Rhode Island authorities closed a four-year investigation into the collapse of 38 Studios with a decision not to bring criminal charges, saying that a bad business deal does not necessarily make it a crime.

Rhode Island's attorney general and the superintendent of the State Police there announced the decision yesterday, noting that the Rhode Island taxpayers, who guaranteed $89 million of 38 Studios' debt, would not be happy with it.

"A bad deal doesn't always equate to an indictment," Steven G. O'Donnell, the Rhode Island State Police superintendent, said at a news conference, as reported by The Boston Globe.

federal case alleging bank fraud in the deal still is pending. Two individuals have settled charges brought against them; the case is proceeding against a third person, Wells Fargo, and the Rhode Island Economic Development Corporation.

38 Studios was to have been the second act for the former baseball player Curt Schilling, who moved his venture from Massachusetts to Rhode Island in 2010 under a loan and incentives package, totaling $75 million, that was crafted by the Rhode Island Economic Development Corporation.

But 38 Studios went bust in 2012, leaving Rhode Islanders on the hook for its bad debt. Various probes into the deal have revealed that even the size of the state loan package would not be enough to keep 38 Studios solvent while it made an MMO based on the Kingdoms of Amalur continuity. The game it did launch in 2012, Kingdoms of Amalur: Reckoning, was successful but faced wildly unreasonable assumptions about its sales potential.

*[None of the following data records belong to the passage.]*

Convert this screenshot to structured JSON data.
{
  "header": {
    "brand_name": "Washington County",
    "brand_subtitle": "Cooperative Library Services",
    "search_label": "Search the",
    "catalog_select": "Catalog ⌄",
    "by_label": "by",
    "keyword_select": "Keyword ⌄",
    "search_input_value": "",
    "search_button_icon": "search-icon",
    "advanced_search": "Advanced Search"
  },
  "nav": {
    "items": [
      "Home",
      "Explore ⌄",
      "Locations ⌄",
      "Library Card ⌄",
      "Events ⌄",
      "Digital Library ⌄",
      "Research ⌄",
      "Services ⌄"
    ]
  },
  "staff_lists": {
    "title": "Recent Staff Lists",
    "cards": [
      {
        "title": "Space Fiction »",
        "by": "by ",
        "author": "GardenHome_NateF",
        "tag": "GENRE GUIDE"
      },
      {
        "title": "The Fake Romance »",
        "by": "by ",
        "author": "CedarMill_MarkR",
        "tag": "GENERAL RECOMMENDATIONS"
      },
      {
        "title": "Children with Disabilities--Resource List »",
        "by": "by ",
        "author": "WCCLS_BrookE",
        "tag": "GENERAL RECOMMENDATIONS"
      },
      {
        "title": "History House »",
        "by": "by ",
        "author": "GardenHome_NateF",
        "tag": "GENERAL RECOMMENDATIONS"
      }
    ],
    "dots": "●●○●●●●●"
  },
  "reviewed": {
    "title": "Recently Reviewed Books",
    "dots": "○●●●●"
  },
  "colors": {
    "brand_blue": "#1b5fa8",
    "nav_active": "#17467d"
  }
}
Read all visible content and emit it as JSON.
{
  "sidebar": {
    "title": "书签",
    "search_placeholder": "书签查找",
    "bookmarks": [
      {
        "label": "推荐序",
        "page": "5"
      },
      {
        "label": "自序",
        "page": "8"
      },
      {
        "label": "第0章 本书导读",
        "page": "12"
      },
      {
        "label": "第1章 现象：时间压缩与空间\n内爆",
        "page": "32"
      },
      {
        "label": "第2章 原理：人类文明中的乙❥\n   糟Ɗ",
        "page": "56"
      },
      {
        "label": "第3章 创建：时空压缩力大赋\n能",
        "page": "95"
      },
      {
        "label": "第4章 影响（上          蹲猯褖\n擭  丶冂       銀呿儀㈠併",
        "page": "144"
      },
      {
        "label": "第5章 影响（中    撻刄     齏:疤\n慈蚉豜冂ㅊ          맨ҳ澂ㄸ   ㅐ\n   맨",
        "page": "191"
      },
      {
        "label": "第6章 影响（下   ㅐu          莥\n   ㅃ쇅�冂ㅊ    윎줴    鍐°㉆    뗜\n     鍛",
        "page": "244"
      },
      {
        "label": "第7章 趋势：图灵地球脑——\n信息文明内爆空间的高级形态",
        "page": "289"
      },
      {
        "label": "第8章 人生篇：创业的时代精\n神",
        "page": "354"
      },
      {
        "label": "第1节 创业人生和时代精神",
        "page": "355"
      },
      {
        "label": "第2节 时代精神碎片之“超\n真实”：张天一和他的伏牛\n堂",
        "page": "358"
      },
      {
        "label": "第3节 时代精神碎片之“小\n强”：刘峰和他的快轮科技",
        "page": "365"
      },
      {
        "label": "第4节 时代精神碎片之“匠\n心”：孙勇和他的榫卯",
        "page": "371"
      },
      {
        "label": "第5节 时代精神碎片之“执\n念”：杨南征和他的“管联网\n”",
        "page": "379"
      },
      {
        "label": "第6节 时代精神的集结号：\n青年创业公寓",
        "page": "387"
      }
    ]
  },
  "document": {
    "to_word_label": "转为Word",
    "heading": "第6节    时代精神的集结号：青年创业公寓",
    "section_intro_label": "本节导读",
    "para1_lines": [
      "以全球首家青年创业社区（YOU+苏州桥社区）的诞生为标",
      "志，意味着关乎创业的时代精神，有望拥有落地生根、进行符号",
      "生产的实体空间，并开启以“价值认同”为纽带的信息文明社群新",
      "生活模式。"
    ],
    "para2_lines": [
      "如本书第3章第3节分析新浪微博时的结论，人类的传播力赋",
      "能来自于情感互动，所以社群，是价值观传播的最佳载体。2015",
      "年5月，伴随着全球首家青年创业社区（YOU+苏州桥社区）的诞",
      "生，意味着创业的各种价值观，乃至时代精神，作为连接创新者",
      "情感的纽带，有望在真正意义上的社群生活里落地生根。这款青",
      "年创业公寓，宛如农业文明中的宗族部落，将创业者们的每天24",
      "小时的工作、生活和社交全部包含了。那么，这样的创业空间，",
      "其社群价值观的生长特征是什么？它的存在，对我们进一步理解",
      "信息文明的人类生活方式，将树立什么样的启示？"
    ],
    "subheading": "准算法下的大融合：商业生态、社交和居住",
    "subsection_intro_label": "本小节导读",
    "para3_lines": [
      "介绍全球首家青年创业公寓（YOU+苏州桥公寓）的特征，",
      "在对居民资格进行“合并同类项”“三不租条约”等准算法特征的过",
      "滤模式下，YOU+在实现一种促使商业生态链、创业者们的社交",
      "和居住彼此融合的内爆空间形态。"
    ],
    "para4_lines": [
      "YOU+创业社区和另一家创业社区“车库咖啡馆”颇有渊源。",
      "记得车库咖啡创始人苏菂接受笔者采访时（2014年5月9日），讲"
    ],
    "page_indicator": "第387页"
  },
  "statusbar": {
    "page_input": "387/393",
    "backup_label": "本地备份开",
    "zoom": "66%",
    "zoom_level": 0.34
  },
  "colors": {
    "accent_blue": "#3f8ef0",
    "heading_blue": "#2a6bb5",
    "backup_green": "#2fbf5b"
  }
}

O'Donnell said that State Police investigators, who interviewed more than 140 people, found that Rhode Island officials failed to do enough due diligence in analyzing the deal and 38's prospects for success with it. Schilling's celebrity, as a star pitcher for the Boston Red Sox in their championship years of 2004 and 2007, likely affected that lack of review, O'Donnell said.

Schilling himself went through personal bankruptcy after 38 Studios went bust and was sued by the state of Rhode Island in November 2012. Though he appeared not to be a target of the criminal investigation, Schilling still had strong words about its outcome.

The 38 Studios venture ended up a miserable experience for all involved, especially the 400 employees who lost their jobs and the taxpayers who had to back a bad deal. Rhode Island lawmakers were faced with the choice of picking up 38 Studios' loan payments or seeing its credit rating suffer. At one point, they debated willfully defaulting on its debt obligations, but the state has continued to make its payments. To date, the state has recouped about $17 million through financial settlements of the lawsuits brought against those responsible for the deal.